Causes of itching 

There are many different possible causes of itching.

For example, itching can be a symptom of:

Each of these possible causes of itching is described in more detail below.

Skin conditions

Skin conditions that can cause itching include:

  • dry skin
  • eczema – a chronic (long-term) condition where the skin is dry, red, flaky and itchy
  • contact dermatitis – a condition where the skin becomes inflamed
  • urticaria – also known as hives, welts or nettle rash; urticaria is triggered by an allergen, such as food or latex, and causes a raised, red itchy rash to develop
  • lichen planus – an itchy, non-infectious rash of unknown cause
  • psoriasis – a non-infectious skin condition that causes red, flaky, crusty patches of skin and silvery scales
  • dandruff – a common, non-contagious skin condition that affects the scalp
  • folliculitis – a skin condition caused by inflamed hair follicles
  • prurigo – small blisters (fluid-filled swellings) that are very itchy  

Allergies and skin reactions

Itching is sometimes caused by environmental factors, such as:

  • cosmetics
  • dyes or coatings on fabrics
  • contact with certain metals, such as nickel
  • contact with the juices of certain plants or stinging plants
  • an allergy to certain foods or types of medication (for example, aspirin and a group of medicines called opioids)
  • prickly heat – an itchy rash that appears in hot, humid weather conditions
  • sunburn – skin damage caused by exposure to ultraviolet (UV) rays

Parasites and insects

Itching can also be caused by the following pests:


Itching may also be a symptom of an infection, such as:

  • chickenpox or another viral infection
  • a fungal infection, such as athlete's foot, which causes itching in between the toes, jock itch which affects the groin, and ringworm, a contagious condition that causes a ring-like red rash to develop on the body
  • a yeast infection, such as female thrush or male thrush, which can cause itching in and around the genitals

Fungal and yeast infections tend to cause itching in a specific area of the body.
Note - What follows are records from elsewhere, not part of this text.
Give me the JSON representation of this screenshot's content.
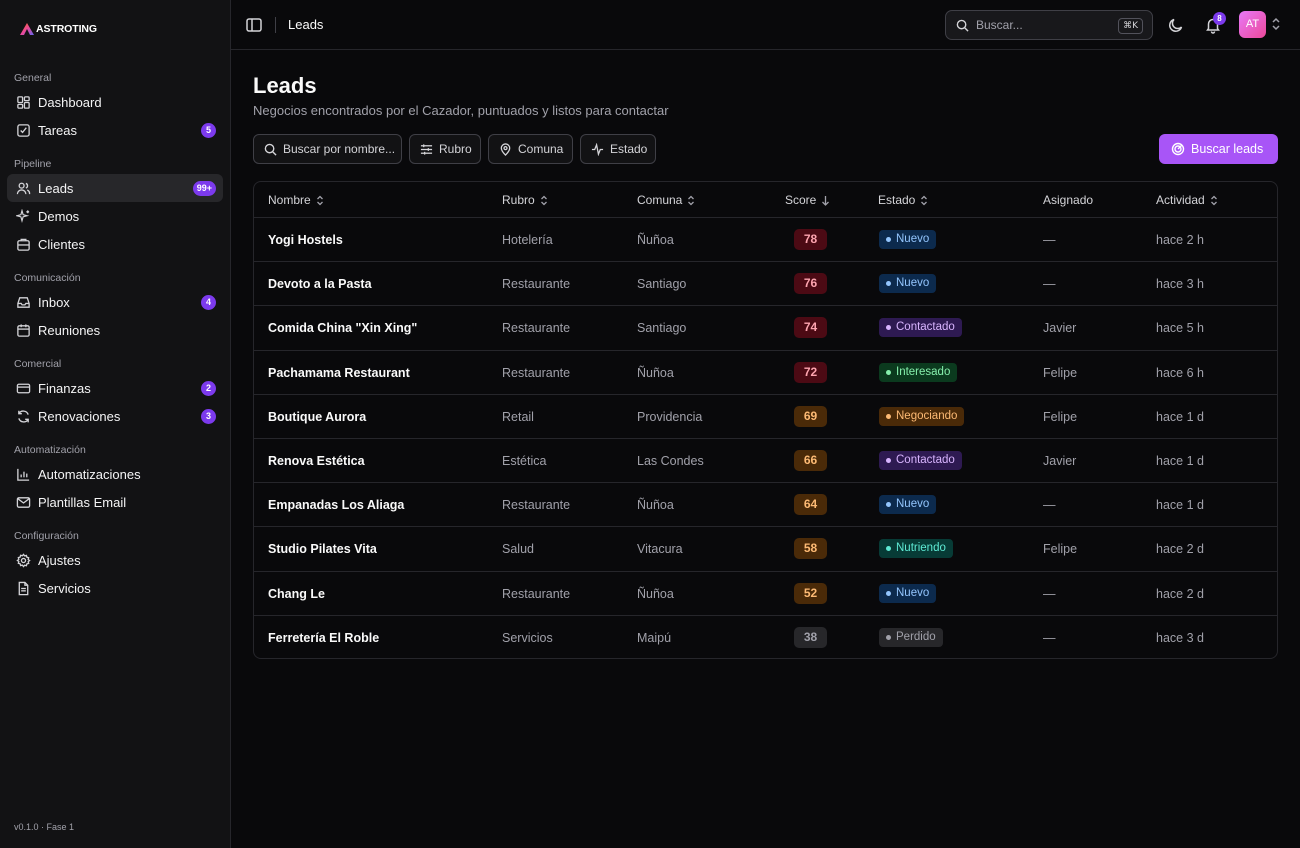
{
  "brand": {
    "name": "ASTROTING"
  },
  "sidebar": {
    "sections": [
      {
        "label": "General",
        "items": [
          {
            "label": "Dashboard",
            "icon": "dashboard-icon"
          },
          {
            "label": "Tareas",
            "icon": "tasks-icon",
            "badge": "5"
          }
        ]
      },
      {
        "label": "Pipeline",
        "items": [
          {
            "label": "Leads",
            "icon": "users-icon",
            "badge": "99+",
            "active": true
          },
          {
            "label": "Demos",
            "icon": "sparkles-icon"
          },
          {
            "label": "Clientes",
            "icon": "building-icon"
          }
        ]
      },
      {
        "label": "Comunicación",
        "items": [
          {
            "label": "Inbox",
            "icon": "inbox-icon",
            "badge": "4"
          },
          {
            "label": "Reuniones",
            "icon": "calendar-icon"
          }
        ]
      },
      {
        "label": "Comercial",
        "items": [
          {
            "label": "Finanzas",
            "icon": "credit-card-icon",
            "badge": "2"
          },
          {
            "label": "Renovaciones",
            "icon": "refresh-icon",
            "badge": "3"
          }
        ]
      },
      {
        "label": "Automatización",
        "items": [
          {
            "label": "Automatizaciones",
            "icon": "bar-chart-icon"
          },
          {
            "label": "Plantillas Email",
            "icon": "mail-icon"
          }
        ]
      },
      {
        "label": "Configuración",
        "items": [
          {
            "label": "Ajustes",
            "icon": "gear-icon"
          },
          {
            "label": "Servicios",
            "icon": "document-icon"
          }
        ]
      }
    ],
    "version": "v0.1.0 · Fase 1"
  },
  "topbar": {
    "breadcrumb": "Leads",
    "search_placeholder": "Buscar...",
    "search_shortcut": "⌘K",
    "notifications_count": "8",
    "avatar_initials": "AT"
  },
  "page": {
    "title": "Leads",
    "subtitle": "Negocios encontrados por el Cazador, puntuados y listos para contactar"
  },
  "filters": {
    "search_placeholder": "Buscar por nombre...",
    "rubro": "Rubro",
    "comuna": "Comuna",
    "estado": "Estado",
    "primary_action": "Buscar leads"
  },
  "table": {
    "columns": [
      "Nombre",
      "Rubro",
      "Comuna",
      "Score",
      "Estado",
      "Asignado",
      "Actividad"
    ],
    "rows": [
      {
        "nombre": "Yogi Hostels",
        "rubro": "Hotelería",
        "comuna": "Ñuñoa",
        "score": "78",
        "estado": "Nuevo",
        "asignado": "—",
        "actividad": "hace 2 h"
      },
      {
        "nombre": "Devoto a la Pasta",
        "rubro": "Restaurante",
        "comuna": "Santiago",
        "score": "76",
        "estado": "Nuevo",
        "asignado": "—",
        "actividad": "hace 3 h"
      },
      {
        "nombre": "Comida China \"Xin Xing\"",
        "rubro": "Restaurante",
        "comuna": "Santiago",
        "score": "74",
        "estado": "Contactado",
        "asignado": "Javier",
        "actividad": "hace 5 h"
      },
      {
        "nombre": "Pachamama Restaurant",
        "rubro": "Restaurante",
        "comuna": "Ñuñoa",
        "score": "72",
        "estado": "Interesado",
        "asignado": "Felipe",
        "actividad": "hace 6 h"
      },
      {
        "nombre": "Boutique Aurora",
        "rubro": "Retail",
        "comuna": "Providencia",
        "score": "69",
        "estado": "Negociando",
        "asignado": "Felipe",
        "actividad": "hace 1 d"
      },
      {
        "nombre": "Renova Estética",
        "rubro": "Estética",
        "comuna": "Las Condes",
        "score": "66",
        "estado": "Contactado",
        "asignado": "Javier",
        "actividad": "hace 1 d"
      },
      {
        "nombre": "Empanadas Los Aliaga",
        "rubro": "Restaurante",
        "comuna": "Ñuñoa",
        "score": "64",
        "estado": "Nuevo",
        "asignado": "—",
        "actividad": "hace 1 d"
      },
      {
        "nombre": "Studio Pilates Vita",
        "rubro": "Salud",
        "comuna": "Vitacura",
        "score": "58",
        "estado": "Nutriendo",
        "asignado": "Felipe",
        "actividad": "hace 2 d"
      },
      {
        "nombre": "Chang Le",
        "rubro": "Restaurante",
        "comuna": "Ñuñoa",
        "score": "52",
        "estado": "Nuevo",
        "asignado": "—",
        "actividad": "hace 2 d"
      },
      {
        "nombre": "Ferretería El Roble",
        "rubro": "Servicios",
        "comuna": "Maipú",
        "score": "38",
        "estado": "Perdido",
        "asignado": "—",
        "actividad": "hace 3 d"
      }
    ]
  },
  "colors": {
    "accent": "#a855f7",
    "badge": "#7c3aed",
    "score_high": {
      "bg": "#4c0a14",
      "fg": "#fda4af"
    },
    "score_mid": {
      "bg": "#4a2a08",
      "fg": "#fdba74"
    },
    "score_low": {
      "bg": "#27272a",
      "fg": "#a1a1aa"
    },
    "status": {
      "Nuevo": {
        "bg": "#0c2a4d",
        "fg": "#93c5fd",
        "dot": "#60a5fa"
      },
      "Contactado": {
        "bg": "#2e1a52",
        "fg": "#d8b4fe",
        "dot": "#c084fc"
      },
      "Interesado": {
        "bg": "#0b3a1e",
        "fg": "#86efac",
        "dot": "#4ade80"
      },
      "Negociando": {
        "bg": "#4a2a08",
        "fg": "#fdba74",
        "dot": "#fb923c"
      },
      "Nutriendo": {
        "bg": "#073b36",
        "fg": "#5eead4",
        "dot": "#2dd4bf"
      },
      "Perdido": {
        "bg": "#27272a",
        "fg": "#a1a1aa",
        "dot": "#a1a1aa"
      }
    }
  }
}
However, in untreated cases, or cases that do not respond well to treatment, itching may become generalised.

Systemic conditions

Systemic conditions are conditions that affect the entire body. Sometimes, itching can be a symptom of systemic conditions, such as:

Pregnancy and the menopause

In women, itching can sometimes be caused by hormonal changes.


Itching often affects pregnant women and usually disappears after the birth. A number of skin conditions can develop during pregnancy and cause itchy skin. They include:

  • pruritic urticarial papules and plaques of pregnancy (PUPPP) – a common skin condition during pregnancy that causes itchy, red, raised bumps that appear on the thighs and abdomen (tummy)
  • prurigo gestationis – a skin rash that appears as red, itchy dots and mainly affects the arms, legs and torso
  • obstetric cholestasis – a rare disorder that affects the liver during pregnancy and causes itching of the skin without a skin rash

Read more information about itching and obstetric cholestasis in pregnancy.

Pregnant women may also experience eczema and psoriasis.

Seek advice from your midwife or GP if you have itching or any unusual skin rashes during your pregnancy.


Itching is also a common symptom of the menopause, which is where a woman’s periods stop, at around 52 years of age, as a result of hormonal changes. Changes in the levels of hormones, such as oestrogen, that occur during the menopause are thought to be responsible for the itching.

Itchy bottom

Itchy bottom, also known as pruritus ani, is a common condition where there is a very strong urge to scratch the skin around the anus (back passage). It can have a number of different causes, including:

  • threadworms – small worm parasites that infect the bowels of humans
  • haemorrhoids (piles) – enlarged and swollen blood vessels in or around the lower rectum or anus

Read more information about itchy bottom.

Page last reviewed: 08/11/2012

Next review due: 08/11/2014